Tuesday, January 30, 2007

Anonymous Christians

In a previous post, I concluded this:
The dispute over UR [the doctrine of universal reconciliation] is not unique in this regard. One can gather both Pro and Con lists [of Biblical verses] for each of the five Solas, for instance. The conclusion that I would draw about each is the same as I drew about UR: there is ample room for disagreement, and one ought not simply dismiss one's opponents out of hand. It might well turn out that you are wrong.
I wish now to draw a certain inference from this conclusion. It is this:
If, as is the case with UR and the five Solas, Scripture provides ample room for disagreement, one's salvation cannot in all cases depend upon knowledge of what in fact is true.
How do we reach this conclusion? We say that if non-culpable error about a certain matter is a real possibility for us, our salvation cannot require that we have true belief about it. By "non-culpable", I mean an act for which we cannot be held responsible, and we cannot be held responsible for an act, I assume, when it was done with as much care as we could muster. An example will make what I mean clear. We heat our home with natural gas. Every year when the weather begins to turn, I have our unit inspected. What if (God forbid) it were to malfunction and explode? I would not be responsible, for I had exercised proper care in the matter. (If I had not had it inspected, then possibly I am responsible. I need not be - an inspection might not have been able to identity the risk of explosion - but if I'd failed to have it inspected, we must at least consider the possibility that I was responsible.)

Now, the argument of the previous post was intended to establish the claim that, in the case of UR (and the five Solas too), error is a very real possibility, even for those who exercise proper care in the interpretation of the relevant texts. If that argument succeeds, we must conclude that a mistake to do with UR (and the Solas) cannot by itself be a reason to deny salvation. For if error persists even though proper interpretative care was taken, it is not culpable error; and if it is not culpable error one cannot be held responsible for it.

Arguments such as this make a certain kind of religious non-cognitivism attractive to me. By this I mean that our salvation cannot depend upon the beliefs that we have about religious matters. I am attracted to this view because I've come to think it clear (because of - among other reasons - arguments like the above) that non-culpable error about religious matters is a very real possibility.

Think of it this way. God is merciful, and so cuts us slack wherever appropriate.
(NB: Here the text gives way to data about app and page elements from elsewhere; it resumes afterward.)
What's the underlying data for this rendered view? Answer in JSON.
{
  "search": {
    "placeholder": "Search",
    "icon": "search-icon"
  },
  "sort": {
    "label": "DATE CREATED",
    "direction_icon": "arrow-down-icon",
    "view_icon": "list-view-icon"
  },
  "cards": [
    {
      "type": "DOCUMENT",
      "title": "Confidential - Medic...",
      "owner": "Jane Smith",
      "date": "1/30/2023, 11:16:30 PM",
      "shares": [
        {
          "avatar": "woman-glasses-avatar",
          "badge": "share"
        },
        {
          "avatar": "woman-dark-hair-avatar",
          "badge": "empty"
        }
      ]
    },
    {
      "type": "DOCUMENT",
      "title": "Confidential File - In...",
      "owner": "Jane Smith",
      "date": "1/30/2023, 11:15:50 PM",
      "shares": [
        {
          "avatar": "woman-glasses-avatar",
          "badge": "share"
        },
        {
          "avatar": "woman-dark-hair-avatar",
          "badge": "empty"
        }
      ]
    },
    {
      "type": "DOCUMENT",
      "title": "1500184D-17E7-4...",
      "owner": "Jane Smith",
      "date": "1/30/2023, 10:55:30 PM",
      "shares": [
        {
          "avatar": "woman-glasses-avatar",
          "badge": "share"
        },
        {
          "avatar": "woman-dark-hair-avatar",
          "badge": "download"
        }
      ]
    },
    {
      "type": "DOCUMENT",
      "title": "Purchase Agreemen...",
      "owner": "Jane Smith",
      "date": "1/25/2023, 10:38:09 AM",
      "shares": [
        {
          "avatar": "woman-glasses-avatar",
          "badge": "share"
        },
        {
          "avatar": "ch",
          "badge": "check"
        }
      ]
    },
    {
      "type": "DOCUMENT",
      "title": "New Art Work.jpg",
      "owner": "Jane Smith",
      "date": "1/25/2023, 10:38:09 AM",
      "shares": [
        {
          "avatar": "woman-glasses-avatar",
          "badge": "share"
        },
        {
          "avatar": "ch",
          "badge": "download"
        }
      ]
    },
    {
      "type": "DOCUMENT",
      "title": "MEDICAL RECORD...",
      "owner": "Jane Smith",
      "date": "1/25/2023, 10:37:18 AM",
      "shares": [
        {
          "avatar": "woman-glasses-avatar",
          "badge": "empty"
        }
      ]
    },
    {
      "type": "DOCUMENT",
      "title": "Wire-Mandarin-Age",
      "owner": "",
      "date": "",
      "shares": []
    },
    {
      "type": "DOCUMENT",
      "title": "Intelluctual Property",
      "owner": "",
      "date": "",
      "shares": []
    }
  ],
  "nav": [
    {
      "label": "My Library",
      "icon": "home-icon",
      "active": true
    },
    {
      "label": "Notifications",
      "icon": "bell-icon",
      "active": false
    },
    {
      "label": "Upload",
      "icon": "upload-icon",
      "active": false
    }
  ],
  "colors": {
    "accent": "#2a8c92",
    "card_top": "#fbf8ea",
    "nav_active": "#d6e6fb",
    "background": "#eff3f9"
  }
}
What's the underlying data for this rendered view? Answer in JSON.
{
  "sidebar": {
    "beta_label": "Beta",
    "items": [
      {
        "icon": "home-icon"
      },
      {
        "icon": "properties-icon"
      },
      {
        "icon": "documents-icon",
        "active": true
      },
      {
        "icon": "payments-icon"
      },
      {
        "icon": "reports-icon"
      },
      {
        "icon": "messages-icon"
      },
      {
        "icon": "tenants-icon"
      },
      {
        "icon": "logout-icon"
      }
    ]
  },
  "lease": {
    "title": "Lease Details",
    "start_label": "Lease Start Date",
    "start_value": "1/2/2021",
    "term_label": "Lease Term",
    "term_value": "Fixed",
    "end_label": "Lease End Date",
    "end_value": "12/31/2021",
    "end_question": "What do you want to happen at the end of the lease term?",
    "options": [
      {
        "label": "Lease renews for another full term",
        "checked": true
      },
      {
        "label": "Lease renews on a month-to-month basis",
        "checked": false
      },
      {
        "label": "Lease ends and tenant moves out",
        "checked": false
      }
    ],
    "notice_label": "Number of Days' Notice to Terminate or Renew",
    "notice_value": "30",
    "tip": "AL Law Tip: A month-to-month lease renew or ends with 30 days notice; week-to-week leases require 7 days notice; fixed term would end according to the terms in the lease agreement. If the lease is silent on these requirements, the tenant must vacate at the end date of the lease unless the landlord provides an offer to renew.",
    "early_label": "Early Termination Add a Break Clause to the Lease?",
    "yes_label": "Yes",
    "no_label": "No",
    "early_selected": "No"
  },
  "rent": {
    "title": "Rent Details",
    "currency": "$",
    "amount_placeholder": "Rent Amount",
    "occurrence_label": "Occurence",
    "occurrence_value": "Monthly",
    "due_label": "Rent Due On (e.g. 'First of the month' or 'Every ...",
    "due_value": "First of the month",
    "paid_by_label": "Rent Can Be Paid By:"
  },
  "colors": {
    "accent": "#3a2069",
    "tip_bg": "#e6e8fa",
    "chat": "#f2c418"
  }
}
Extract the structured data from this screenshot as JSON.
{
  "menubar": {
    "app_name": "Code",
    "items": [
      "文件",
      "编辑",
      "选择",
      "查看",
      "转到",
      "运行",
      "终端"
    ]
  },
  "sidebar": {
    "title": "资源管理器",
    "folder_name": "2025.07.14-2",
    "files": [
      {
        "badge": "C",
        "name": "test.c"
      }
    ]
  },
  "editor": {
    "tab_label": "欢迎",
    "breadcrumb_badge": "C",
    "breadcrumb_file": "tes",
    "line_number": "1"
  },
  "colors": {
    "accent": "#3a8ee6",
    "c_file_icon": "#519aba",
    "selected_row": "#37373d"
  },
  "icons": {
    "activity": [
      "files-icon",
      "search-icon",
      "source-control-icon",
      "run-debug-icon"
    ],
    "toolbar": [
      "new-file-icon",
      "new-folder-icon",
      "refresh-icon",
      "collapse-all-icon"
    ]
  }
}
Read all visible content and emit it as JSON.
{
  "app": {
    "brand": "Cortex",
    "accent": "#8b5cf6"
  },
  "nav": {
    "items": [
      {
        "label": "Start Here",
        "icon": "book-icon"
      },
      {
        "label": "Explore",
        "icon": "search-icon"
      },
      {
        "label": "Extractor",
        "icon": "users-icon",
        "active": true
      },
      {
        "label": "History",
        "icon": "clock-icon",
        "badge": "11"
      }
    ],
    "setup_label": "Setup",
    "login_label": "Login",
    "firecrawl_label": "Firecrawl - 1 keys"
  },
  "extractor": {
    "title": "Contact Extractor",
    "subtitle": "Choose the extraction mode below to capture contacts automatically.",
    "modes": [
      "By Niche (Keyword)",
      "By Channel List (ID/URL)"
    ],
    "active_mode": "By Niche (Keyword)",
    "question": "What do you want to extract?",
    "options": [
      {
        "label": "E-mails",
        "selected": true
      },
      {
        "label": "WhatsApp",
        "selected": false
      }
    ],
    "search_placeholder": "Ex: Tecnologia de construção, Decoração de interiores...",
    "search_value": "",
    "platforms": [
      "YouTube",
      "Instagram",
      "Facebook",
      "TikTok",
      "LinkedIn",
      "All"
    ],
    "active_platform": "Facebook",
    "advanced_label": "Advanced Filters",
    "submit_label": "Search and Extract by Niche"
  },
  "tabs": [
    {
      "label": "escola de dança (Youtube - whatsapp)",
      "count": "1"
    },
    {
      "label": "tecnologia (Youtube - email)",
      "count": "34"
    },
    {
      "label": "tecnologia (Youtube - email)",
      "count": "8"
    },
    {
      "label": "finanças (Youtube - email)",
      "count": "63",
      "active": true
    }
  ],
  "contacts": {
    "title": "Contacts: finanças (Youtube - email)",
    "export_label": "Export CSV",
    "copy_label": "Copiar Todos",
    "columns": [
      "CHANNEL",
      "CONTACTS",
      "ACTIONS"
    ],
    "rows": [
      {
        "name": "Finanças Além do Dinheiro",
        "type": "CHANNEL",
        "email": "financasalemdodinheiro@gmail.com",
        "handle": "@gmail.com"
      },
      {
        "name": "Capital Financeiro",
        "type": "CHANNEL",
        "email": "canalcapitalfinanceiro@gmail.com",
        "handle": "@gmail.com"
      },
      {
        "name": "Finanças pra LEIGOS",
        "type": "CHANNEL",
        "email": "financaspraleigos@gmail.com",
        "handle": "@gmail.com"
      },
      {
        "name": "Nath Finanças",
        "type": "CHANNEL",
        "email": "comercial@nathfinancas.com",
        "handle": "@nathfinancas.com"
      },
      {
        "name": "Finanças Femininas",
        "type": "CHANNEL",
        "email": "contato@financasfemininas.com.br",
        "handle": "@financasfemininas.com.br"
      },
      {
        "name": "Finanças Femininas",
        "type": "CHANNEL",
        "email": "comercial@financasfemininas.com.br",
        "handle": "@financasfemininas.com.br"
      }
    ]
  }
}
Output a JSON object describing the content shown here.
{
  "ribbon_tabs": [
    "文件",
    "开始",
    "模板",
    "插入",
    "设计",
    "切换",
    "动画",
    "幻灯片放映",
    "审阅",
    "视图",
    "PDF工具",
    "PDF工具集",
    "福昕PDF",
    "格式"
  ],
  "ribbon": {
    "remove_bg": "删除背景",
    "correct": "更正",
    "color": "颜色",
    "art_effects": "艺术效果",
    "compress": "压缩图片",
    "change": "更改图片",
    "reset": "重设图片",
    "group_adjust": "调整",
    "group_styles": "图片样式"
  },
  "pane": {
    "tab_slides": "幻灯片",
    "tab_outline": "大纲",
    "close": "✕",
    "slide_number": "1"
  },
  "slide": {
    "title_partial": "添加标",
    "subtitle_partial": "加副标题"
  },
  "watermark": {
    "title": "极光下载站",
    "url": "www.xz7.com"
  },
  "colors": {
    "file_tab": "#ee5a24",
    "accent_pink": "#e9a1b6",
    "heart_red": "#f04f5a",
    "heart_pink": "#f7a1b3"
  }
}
But as regards religious belief, there is much non-culpable error, and thus God does not (indeed cannot if he is perfectly merciful) hold that against us.

Arguments such as this also point in the direction of what before I called "practical Christianity". The purpose of the Christian life is not to hold certain beliefs (though I do not doubt that these can be helpful). Rather it is to act in a certain way, and if you act as you ought, the rewards promised to Christians, though you may never have heard the name "Jesus", are yours too.

I know that this will strike many today as absurd, but I think it a view entailed by what Christ told us of the law. The law does not command belief. Rather it commands action. We are told that the essence of the law is the command to love God with heart, mind and soul, and to love the neighbor as the self; and the love Christ here means is not mere emotion, but is rather essentially action. What do we say, then, of those who act as Christ commands but do not believe as Christians believe? We must say that they have grasped the essence of the law. They are, to use Rahner's term, "anonymous Christians". They live the law, but do not know Christ for who he was. They are saved.

1 comment:

C Grace said...

Nice post.
"By this I mean that our salvation cannot depend upon the beliefs that we have about religious matters."

It has long been a contention of mine that it is relationship with a person-Jesus Christ, not belief in a certain set of ideas that saves us. This is a little different from what you are saying here but I think I can tie it in.

In Matt 25, the parable of the sheep and the goats, it is to the nations (vs 32)not the church that Christ says "Come, you who are blessed by my Father; take your inheritance, the kingdom prepared for you since the creation of the world."

And what was the difference between the sheep and the goats? "whatever you did for one of the least of these brothers of mine, you did for me."

In II Cor 2:15-16 Paul says "15For we are to God the aroma of Christ among those who are being saved and those who are perishing. 16To the one we are the smell of death; to the other, the fragrance of life. And who is equal to such a task?"

I think that anonymous Christians love a Christ they may not consciously recognize but when they come across the 'aroma of Christ' given off by one of Christ's true brothers they cannot help but love that person. Therefore in loving the essence of Christ as seen in the people around them they are loving Christ.

To echo Paul's argument in Rom chapt 2-3 (which deals with precisely this issue) What advantage, then, is there in being a (Christian), or what value is there in (baptism)? (Paraphrase of 3:1)

The one who does not know Christ consciously is crippled in their ability to grow and attain to the fullness of knowledge offered in Christ. It is not just a matter of loving but of knowing that we are loved and the latter is not available to the anonymous Christian until after they die.